State revenues are surpassing predictions, but many states still are feeling the pinch from expanding Medicaid costs and the lingering effects of the early decade's fiscal crisis. So balancing state budgets is a struggle again this year, according to the most recent figures from the National Conference of State Legislatures.
The April 14 report, which includes state-by-state budget data, comes as most states are in the midst of crafting new budgets that take effect July 1 in all but four states and as state lawmakers gather in Washington, D.C., for NCSL's spring meeting.
Although state economies are rebuilding after the 2001 technology bust and nationwide recession, 26 states faced fiscal 2006 budget gaps, according to the report. Year-after-year disparity between costs and revenues is fueling concerns in nearly half the states that a longer-term structural budget gap -- in which ongoing revenue can't match ongoing expenses -- has been created. Some states, such as Nevada and Virginia, recently enacted tax packages designed to combat eroding tax bases and correct the imbalance.
According to the report, 23 states so far this fiscal year collected more revenue than predicted in every major tax category -- sales and use, personal income and corporate income. But the report cautions that higher-than-expected collections aren't necessarily a sign that robust economic times have returned; revenues might be higher than states predicted simply because they made conservative estimates or started from a low revenue base set in lean times.
Still, only three states -- Michigan, Nebraska and New Hampshire -- had to scramble to plug deficits in their current fiscal 2005 budgets this legislative session, compared to 10 states last year and 31 two years ago.
Thirty-one states report fiscal 2005 spending overruns for some portion of their budgets, 23 states in the area of Medicaid and health care.
"States are barely keeping their heads above the rising tide of new costs," Maryland Del. John Hurson (D), NCSL's president, said in a news release. "Medicaid and other health care expenses, in addition to demands from corrections, state parks, employee health insurance and K-12 education are making it tough for states to do anything but tread water."

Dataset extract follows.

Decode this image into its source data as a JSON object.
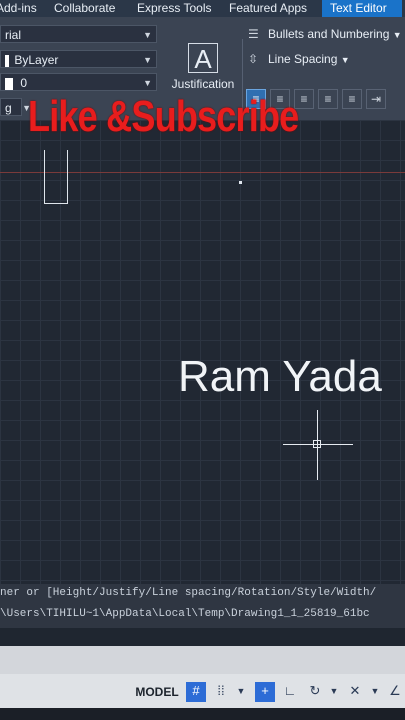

In addition to new costs, pent-up demand for spending on projects such as road and building maintenance also is contributing to budget pressures on states. Many projects were delayed since 2001 as a way to help states close a $235 billion budget gap.
The federal government also has added to states' spending burdens, NCSL says. The group recently identified $30 billion in costs -- the largest slice of which comes from education initiatives such as President Bush's signature No Child Left Behind law -- that the federal government is set to foist on states in the proposed fiscal 2006 federal budget.